- About this task:
Each record must appear in the answer exactly as given.

- Excerpted records:
------------------------------
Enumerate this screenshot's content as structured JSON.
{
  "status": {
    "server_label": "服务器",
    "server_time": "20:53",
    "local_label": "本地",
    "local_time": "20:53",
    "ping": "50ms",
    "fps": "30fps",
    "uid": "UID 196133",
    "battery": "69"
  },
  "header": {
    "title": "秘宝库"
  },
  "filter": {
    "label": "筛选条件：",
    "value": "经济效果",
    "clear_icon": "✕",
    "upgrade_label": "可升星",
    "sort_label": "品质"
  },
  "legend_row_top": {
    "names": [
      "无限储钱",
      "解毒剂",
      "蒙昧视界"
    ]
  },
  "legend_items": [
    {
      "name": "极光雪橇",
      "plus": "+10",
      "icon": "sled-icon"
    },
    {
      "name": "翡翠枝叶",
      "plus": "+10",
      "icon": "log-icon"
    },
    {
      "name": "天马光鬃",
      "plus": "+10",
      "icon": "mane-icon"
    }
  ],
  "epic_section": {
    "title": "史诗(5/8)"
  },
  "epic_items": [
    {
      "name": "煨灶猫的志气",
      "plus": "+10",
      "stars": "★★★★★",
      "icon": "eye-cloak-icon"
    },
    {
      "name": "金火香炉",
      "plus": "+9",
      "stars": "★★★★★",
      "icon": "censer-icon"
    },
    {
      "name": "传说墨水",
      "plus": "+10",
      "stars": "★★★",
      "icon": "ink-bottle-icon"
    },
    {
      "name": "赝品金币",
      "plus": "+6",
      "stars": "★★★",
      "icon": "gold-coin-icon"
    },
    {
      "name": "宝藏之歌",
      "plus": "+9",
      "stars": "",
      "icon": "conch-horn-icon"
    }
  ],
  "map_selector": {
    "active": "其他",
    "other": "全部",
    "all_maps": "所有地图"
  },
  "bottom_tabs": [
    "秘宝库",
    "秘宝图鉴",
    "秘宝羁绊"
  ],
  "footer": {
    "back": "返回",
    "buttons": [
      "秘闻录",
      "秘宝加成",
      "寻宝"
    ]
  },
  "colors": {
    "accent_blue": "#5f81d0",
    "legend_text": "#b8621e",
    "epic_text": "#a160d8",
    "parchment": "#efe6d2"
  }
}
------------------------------
- Task result:
Enumerate this screenshot's content as structured JSON.
{
  "status": {
    "server_label": "服务器",
    "server_time": "20:53",
    "local_label": "本地",
    "local_time": "20:53",
    "ping": "50ms",
    "fps": "30fps",
    "uid": "UID 196133",
    "battery": "69"
  },
  "header": {
    "title": "秘宝库"
  },
  "filter": {
    "label": "筛选条件：",
    "value": "经济效果",
    "clear_icon": "✕",
    "upgrade_label": "可升星",
    "sort_label": "品质"
  },
  "legend_row_top": {
    "names": [
      "无限储钱",
      "解毒剂",
      "蒙昧视界"
    ]
  },
  "legend_items": [
    {
      "name": "极光雪橇",
      "plus": "+10",
      "icon": "sled-icon"
    },
    {
      "name": "翡翠枝叶",
      "plus": "+10",
      "icon": "log-icon"
    },
    {
      "name": "天马光鬃",
      "plus": "+10",
      "icon": "mane-icon"
    }
  ],
  "epic_section": {
    "title": "史诗(5/8)"
  },
  "epic_items": [
    {
      "name": "煨灶猫的志气",
      "plus": "+10",
      "stars": "★★★★★",
      "icon": "eye-cloak-icon"
    },
    {
      "name": "金火香炉",
      "plus": "+9",
      "stars": "★★★★★",
      "icon": "censer-icon"
    },
    {
      "name": "传说墨水",
      "plus": "+10",
      "stars": "★★★",
      "icon": "ink-bottle-icon"
    },
    {
      "name": "赝品金币",
      "plus": "+6",
      "stars": "★★★",
      "icon": "gold-coin-icon"
    },
    {
      "name": "宝藏之歌",
      "plus": "+9",
      "stars": "",
      "icon": "conch-horn-icon"
    }
  ],
  "map_selector": {
    "active": "其他",
    "other": "全部",
    "all_maps": "所有地图"
  },
  "bottom_tabs": [
    "秘宝库",
    "秘宝图鉴",
    "秘宝羁绊"
  ],
  "footer": {
    "back": "返回",
    "buttons": [
      "秘闻录",
      "秘宝加成",
      "寻宝"
    ]
  },
  "colors": {
    "accent_blue": "#5f81d0",
    "legend_text": "#b8621e",
    "epic_text": "#a160d8",
    "parchment": "#efe6d2"
  }
}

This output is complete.